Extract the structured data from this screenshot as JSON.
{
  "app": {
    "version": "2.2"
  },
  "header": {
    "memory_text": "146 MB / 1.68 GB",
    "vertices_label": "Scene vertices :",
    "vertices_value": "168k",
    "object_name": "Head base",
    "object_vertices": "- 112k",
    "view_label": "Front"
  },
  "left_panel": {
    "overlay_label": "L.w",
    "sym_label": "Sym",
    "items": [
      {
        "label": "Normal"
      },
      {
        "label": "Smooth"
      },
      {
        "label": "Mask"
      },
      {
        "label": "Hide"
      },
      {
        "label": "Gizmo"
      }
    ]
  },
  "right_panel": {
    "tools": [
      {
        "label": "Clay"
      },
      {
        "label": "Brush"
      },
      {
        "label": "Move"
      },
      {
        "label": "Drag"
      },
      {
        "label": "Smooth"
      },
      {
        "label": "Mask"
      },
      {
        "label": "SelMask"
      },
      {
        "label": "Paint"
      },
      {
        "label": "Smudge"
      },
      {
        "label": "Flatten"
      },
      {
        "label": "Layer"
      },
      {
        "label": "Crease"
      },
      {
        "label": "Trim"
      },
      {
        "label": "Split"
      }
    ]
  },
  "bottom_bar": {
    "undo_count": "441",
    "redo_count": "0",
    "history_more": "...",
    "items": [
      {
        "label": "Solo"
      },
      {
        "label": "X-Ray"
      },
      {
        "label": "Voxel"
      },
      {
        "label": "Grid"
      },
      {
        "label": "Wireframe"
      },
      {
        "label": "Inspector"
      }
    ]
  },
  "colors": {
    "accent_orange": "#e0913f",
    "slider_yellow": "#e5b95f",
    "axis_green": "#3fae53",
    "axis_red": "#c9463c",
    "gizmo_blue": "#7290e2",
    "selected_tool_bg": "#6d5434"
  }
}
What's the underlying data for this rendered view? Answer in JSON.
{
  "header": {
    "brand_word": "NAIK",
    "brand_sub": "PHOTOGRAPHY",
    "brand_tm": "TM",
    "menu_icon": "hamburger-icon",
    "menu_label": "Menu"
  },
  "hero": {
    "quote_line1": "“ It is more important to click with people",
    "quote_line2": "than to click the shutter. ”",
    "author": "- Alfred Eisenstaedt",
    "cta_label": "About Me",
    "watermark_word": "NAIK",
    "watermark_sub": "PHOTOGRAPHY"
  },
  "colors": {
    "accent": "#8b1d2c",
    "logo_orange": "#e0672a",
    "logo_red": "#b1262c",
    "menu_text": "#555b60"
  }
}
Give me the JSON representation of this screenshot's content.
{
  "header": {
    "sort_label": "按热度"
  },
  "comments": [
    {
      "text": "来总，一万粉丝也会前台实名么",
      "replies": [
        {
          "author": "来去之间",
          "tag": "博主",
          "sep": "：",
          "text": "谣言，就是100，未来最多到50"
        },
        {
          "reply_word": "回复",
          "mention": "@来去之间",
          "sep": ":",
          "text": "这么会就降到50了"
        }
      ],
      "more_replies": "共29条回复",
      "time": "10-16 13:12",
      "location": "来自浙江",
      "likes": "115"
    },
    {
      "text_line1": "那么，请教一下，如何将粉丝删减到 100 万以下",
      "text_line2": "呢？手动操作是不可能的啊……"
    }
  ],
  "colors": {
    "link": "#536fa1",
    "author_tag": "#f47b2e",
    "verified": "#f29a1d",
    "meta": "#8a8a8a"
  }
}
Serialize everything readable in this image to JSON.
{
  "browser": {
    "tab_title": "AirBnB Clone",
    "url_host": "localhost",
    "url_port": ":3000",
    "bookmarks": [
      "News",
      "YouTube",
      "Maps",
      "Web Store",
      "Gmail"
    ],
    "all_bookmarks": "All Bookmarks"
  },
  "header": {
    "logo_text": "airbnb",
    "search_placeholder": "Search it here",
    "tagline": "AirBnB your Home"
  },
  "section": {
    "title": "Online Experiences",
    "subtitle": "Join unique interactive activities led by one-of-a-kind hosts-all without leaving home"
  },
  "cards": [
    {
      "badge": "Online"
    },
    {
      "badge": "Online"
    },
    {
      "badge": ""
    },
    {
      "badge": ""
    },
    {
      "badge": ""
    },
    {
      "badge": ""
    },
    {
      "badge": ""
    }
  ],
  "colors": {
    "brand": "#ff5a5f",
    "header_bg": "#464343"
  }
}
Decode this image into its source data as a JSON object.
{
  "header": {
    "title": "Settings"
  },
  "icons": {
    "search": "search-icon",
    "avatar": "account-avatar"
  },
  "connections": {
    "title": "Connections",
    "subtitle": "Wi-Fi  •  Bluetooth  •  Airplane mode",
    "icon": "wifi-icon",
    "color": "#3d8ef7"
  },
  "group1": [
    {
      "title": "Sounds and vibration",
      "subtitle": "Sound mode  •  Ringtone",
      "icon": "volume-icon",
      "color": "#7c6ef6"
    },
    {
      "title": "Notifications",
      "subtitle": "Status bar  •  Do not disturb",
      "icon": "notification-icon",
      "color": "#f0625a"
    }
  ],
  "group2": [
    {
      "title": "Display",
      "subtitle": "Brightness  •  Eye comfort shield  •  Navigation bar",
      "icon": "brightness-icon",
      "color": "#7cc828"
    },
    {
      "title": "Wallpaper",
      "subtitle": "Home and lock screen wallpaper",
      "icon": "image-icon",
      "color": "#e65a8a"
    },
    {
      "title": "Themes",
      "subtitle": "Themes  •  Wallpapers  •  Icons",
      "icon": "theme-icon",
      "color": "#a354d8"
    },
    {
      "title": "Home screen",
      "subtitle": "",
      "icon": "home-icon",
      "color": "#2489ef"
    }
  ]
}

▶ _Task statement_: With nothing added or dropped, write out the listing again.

▶ _Solution_:
Extract the structured data from this screenshot as JSON.
{
  "app": {
    "version": "2.2"
  },
  "header": {
    "memory_text": "146 MB / 1.68 GB",
    "vertices_label": "Scene vertices :",
    "vertices_value": "168k",
    "object_name": "Head base",
    "object_vertices": "- 112k",
    "view_label": "Front"
  },
  "left_panel": {
    "overlay_label": "L.w",
    "sym_label": "Sym",
    "items": [
      {
        "label": "Normal"
      },
      {
        "label": "Smooth"
      },
      {
        "label": "Mask"
      },
      {
        "label": "Hide"
      },
      {
        "label": "Gizmo"
      }
    ]
  },
  "right_panel": {
    "tools": [
      {
        "label": "Clay"
      },
      {
        "label": "Brush"
      },
      {
        "label": "Move"
      },
      {
        "label": "Drag"
      },
      {
        "label": "Smooth"
      },
      {
        "label": "Mask"
      },
      {
        "label": "SelMask"
      },
      {
        "label": "Paint"
      },
      {
        "label": "Smudge"
      },
      {
        "label": "Flatten"
      },
      {
        "label": "Layer"
      },
      {
        "label": "Crease"
      },
      {
        "label": "Trim"
      },
      {
        "label": "Split"
      }
    ]
  },
  "bottom_bar": {
    "undo_count": "441",
    "redo_count": "0",
    "history_more": "...",
    "items": [
      {
        "label": "Solo"
      },
      {
        "label": "X-Ray"
      },
      {
        "label": "Voxel"
      },
      {
        "label": "Grid"
      },
      {
        "label": "Wireframe"
      },
      {
        "label": "Inspector"
      }
    ]
  },
  "colors": {
    "accent_orange": "#e0913f",
    "slider_yellow": "#e5b95f",
    "axis_green": "#3fae53",
    "axis_red": "#c9463c",
    "gizmo_blue": "#7290e2",
    "selected_tool_bg": "#6d5434"
  }
}
What's the underlying data for this rendered view? Answer in JSON.
{
  "header": {
    "brand_word": "NAIK",
    "brand_sub": "PHOTOGRAPHY",
    "brand_tm": "TM",
    "menu_icon": "hamburger-icon",
    "menu_label": "Menu"
  },
  "hero": {
    "quote_line1": "“ It is more important to click with people",
    "quote_line2": "than to click the shutter. ”",
    "author": "- Alfred Eisenstaedt",
    "cta_label": "About Me",
    "watermark_word": "NAIK",
    "watermark_sub": "PHOTOGRAPHY"
  },
  "colors": {
    "accent": "#8b1d2c",
    "logo_orange": "#e0672a",
    "logo_red": "#b1262c",
    "menu_text": "#555b60"
  }
}
Give me the JSON representation of this screenshot's content.
{
  "header": {
    "sort_label": "按热度"
  },
  "comments": [
    {
      "text": "来总，一万粉丝也会前台实名么",
      "replies": [
        {
          "author": "来去之间",
          "tag": "博主",
          "sep": "：",
          "text": "谣言，就是100，未来最多到50"
        },
        {
          "reply_word": "回复",
          "mention": "@来去之间",
          "sep": ":",
          "text": "这么会就降到50了"
        }
      ],
      "more_replies": "共29条回复",
      "time": "10-16 13:12",
      "location": "来自浙江",
      "likes": "115"
    },
    {
      "text_line1": "那么，请教一下，如何将粉丝删减到 100 万以下",
      "text_line2": "呢？手动操作是不可能的啊……"
    }
  ],
  "colors": {
    "link": "#536fa1",
    "author_tag": "#f47b2e",
    "verified": "#f29a1d",
    "meta": "#8a8a8a"
  }
}
Serialize everything readable in this image to JSON.
{
  "browser": {
    "tab_title": "AirBnB Clone",
    "url_host": "localhost",
    "url_port": ":3000",
    "bookmarks": [
      "News",
      "YouTube",
      "Maps",
      "Web Store",
      "Gmail"
    ],
    "all_bookmarks": "All Bookmarks"
  },
  "header": {
    "logo_text": "airbnb",
    "search_placeholder": "Search it here",
    "tagline": "AirBnB your Home"
  },
  "section": {
    "title": "Online Experiences",
    "subtitle": "Join unique interactive activities led by one-of-a-kind hosts-all without leaving home"
  },
  "cards": [
    {
      "badge": "Online"
    },
    {
      "badge": "Online"
    },
    {
      "badge": ""
    },
    {
      "badge": ""
    },
    {
      "badge": ""
    },
    {
      "badge": ""
    },
    {
      "badge": ""
    }
  ],
  "colors": {
    "brand": "#ff5a5f",
    "header_bg": "#464343"
  }
}
Decode this image into its source data as a JSON object.
{
  "header": {
    "title": "Settings"
  },
  "icons": {
    "search": "search-icon",
    "avatar": "account-avatar"
  },
  "connections": {
    "title": "Connections",
    "subtitle": "Wi-Fi  •  Bluetooth  •  Airplane mode",
    "icon": "wifi-icon",
    "color": "#3d8ef7"
  },
  "group1": [
    {
      "title": "Sounds and vibration",
      "subtitle": "Sound mode  •  Ringtone",
      "icon": "volume-icon",
      "color": "#7c6ef6"
    },
    {
      "title": "Notifications",
      "subtitle": "Status bar  •  Do not disturb",
      "icon": "notification-icon",
      "color": "#f0625a"
    }
  ],
  "group2": [
    {
      "title": "Display",
      "subtitle": "Brightness  •  Eye comfort shield  •  Navigation bar",
      "icon": "brightness-icon",
      "color": "#7cc828"
    },
    {
      "title": "Wallpaper",
      "subtitle": "Home and lock screen wallpaper",
      "icon": "image-icon",
      "color": "#e65a8a"
    },
    {
      "title": "Themes",
      "subtitle": "Themes  •  Wallpapers  •  Icons",
      "icon": "theme-icon",
      "color": "#a354d8"
    },
    {
      "title": "Home screen",
      "subtitle": "",
      "icon": "home-icon",
      "color": "#2489ef"
    }
  ]
}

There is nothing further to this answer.